Soaking + Steaming Time40mins
Course: Side Dish
Keyword: japanese rice, mushroom
Author: Namiko Chen
7ozassortment of Japanese mushrooms(for 4 servings, I used ½ package (50 g) of shimeji mushrooms, 2 small king oyster mushrooms (eringi), and 5 shiitake mushrooms)
Gather all the ingredients. The Japanese short-grain rice-to-water ratio is 1 to 1.1 (or 1.2). I used my Hario GohanGama (donabe rice cooker) in this recipe, but you can use an electric rice cooker (same measurement, and start cooking as usual) or a pot with a heavy bottom (for better heat distribution).
To Wash the Rice
Put the rice in a large bowl and add just enough cold tap water to submerge the grains. Discard the water immediately (so the rice doesn't absorb the cloudy water). Next, use your fingers to gently wash the wet grains in a circular motion for 15-20 seconds. Add water to rinse and immediately pour off the cloudy water. Repeat this "wash and rinse" process a couple more times until the water is clear. Drain the rice in a fine-mesh sieve and shake off the excess water. Set aside while you prepare the mushrooms.
To Prepare the Mushrooms
Cut the king oyster mushrooms into 1½-inch (3.8 cm) lengths. Then, slice the lengths into thin slabs.
Cut and discard the bottoms of the shimeji mushrooms and separate the individual mushrooms with your fingers.
Discard the stems of the shiitake mushrooms and thinly slice the caps.
To Cook the Rice
To your rice pot, add the well-drained rice, dashi, soy sauce, mirin, sake, and salt.
Peel and grate the ginger. You will need about ½ tsp per 4 servings.
Add the ginger and minced garlic (I use this garlic press). Mix the rice and seasoning mixture well. Gently shake the pot and use your fingers to level the rice so that it's evenly distributed and submerged in the water.
Gently place the mushrooms on the rice, arranging the brown shiitake caps and shimeji mushrooms on top so they look pretty when the rice is done cooking. DO NOT MIX. The rice will not cook evenly if mixed with the mushrooms. Cover with the lid and let the rice soak for 20-30 minutes (soaking is crucial for preparing Japanese short-grain rice).

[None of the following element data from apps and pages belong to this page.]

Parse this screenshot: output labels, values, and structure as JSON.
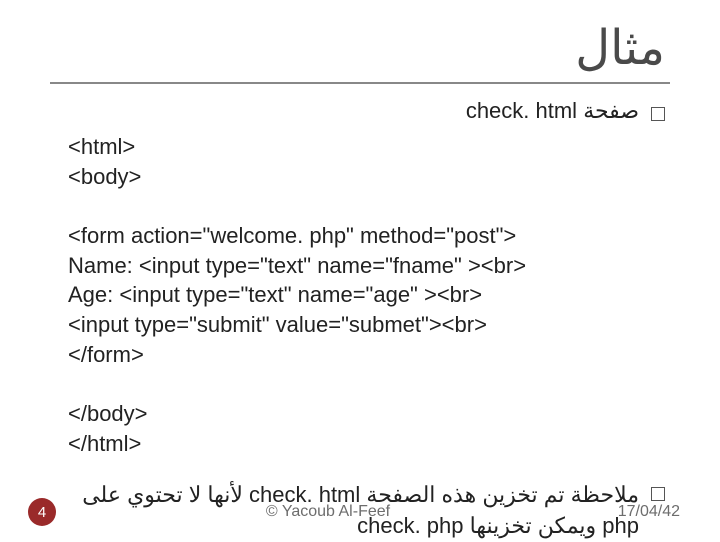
{
  "title": "مثال",
  "bullet1": "صفحة check. html",
  "code_block": "<html>\n<body>\n\n<form action=\"welcome. php\" method=\"post\">\nName: <input type=\"text\" name=\"fname\" ><br>\nAge: <input type=\"text\" name=\"age\" ><br>\n<input type=\"submit\" value=\"submet\"><br>\n</form>\n\n</body>\n</html>",
  "note_text": "ملاحظة تم تخزين هذه الصفحة  check. html      لأنها       لا تحتوي على php \nويمكن تخزينها  check. php",
  "footer": {
    "page": "4",
    "author": "© Yacoub Al-Feef",
    "date": "17/04/42"
  }
}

For the Hario GohanGama, cook on medium-high heat until it starts to whistle, roughly 10-11 minutes. For a regular donabe or heavy-bottomed pot, cook on medium-high heat for about 13-15 minutes. For an electric rice cooker, choose the Mixed Rice menu, if available; otherwise, start cooking.

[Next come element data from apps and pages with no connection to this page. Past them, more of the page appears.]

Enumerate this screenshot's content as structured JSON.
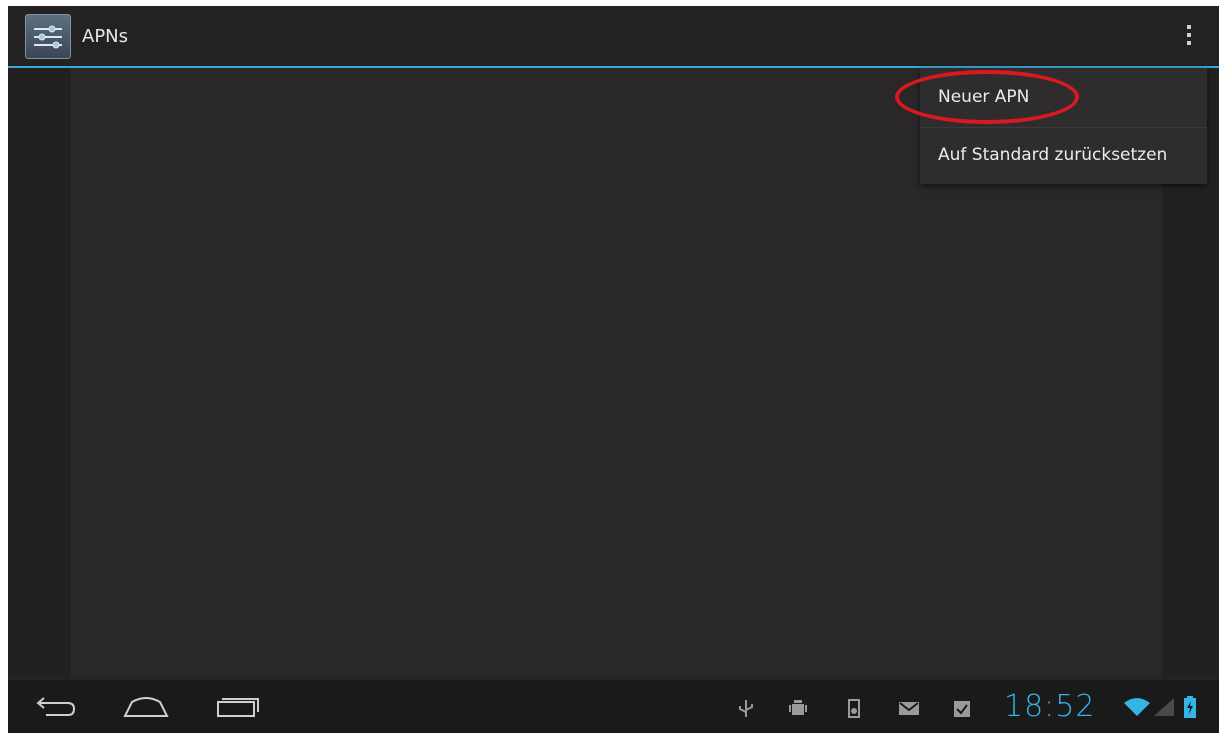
{
  "action_bar": {
    "title": "APNs",
    "app_icon": "settings-sliders-icon",
    "overflow_icon": "overflow-menu-icon"
  },
  "menu": {
    "items": [
      {
        "label": "Neuer APN"
      },
      {
        "label": "Auf Standard zurücksetzen"
      }
    ],
    "highlight_color": "#d8191f"
  },
  "system_bar": {
    "nav": [
      {
        "icon": "back-icon"
      },
      {
        "icon": "home-icon"
      },
      {
        "icon": "recent-apps-icon"
      }
    ],
    "notifications": [
      {
        "icon": "usb-icon"
      },
      {
        "icon": "android-debug-icon"
      },
      {
        "icon": "sd-card-icon"
      },
      {
        "icon": "email-icon"
      },
      {
        "icon": "clipboard-check-icon"
      }
    ],
    "clock": "18:52",
    "status": [
      {
        "icon": "wifi-icon"
      },
      {
        "icon": "signal-icon"
      },
      {
        "icon": "battery-icon"
      }
    ]
  },
  "colors": {
    "accent": "#33b5e5",
    "action_bar_divider": "#3aa8d8",
    "background": "#262325"
  }
}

For the Hario GohanGama, once whistling, cook for another 1-2 minutes and turn off the heat. For a regular donabe or pot, as soon as the rice is done cooking, remove it from the heat. Let the rice steam for 20 minutes for the GohanGama and 10 minutes for the donabe, pot, and electric rice cooker. This resting period is crucial for the rice to steam properly. Resist the urge to peek under the lid and release the steam during this time.
Meanwhile, finely chop the chives and transfer them to a small plate. Also, prepare small plates of the sea salt flakes and butter. When the rice is done steaming, add half the butter on top of the mushrooms and quickly close the lid to let it melt with the residual heat.
Sprinkle the chives and sea salt flakes on top, and add the other half of the butter (if desired). Gently mix the mushrooms into the rice using a slicing motion to avoid mashing the rice grains. Serve the mushroom rice in individual rice bowls and sprinkle more chives and sea salt on top, if desired.
You can keep the leftovers in an airtight container and store in the refrigerator for 2 days and in the freezer for a month.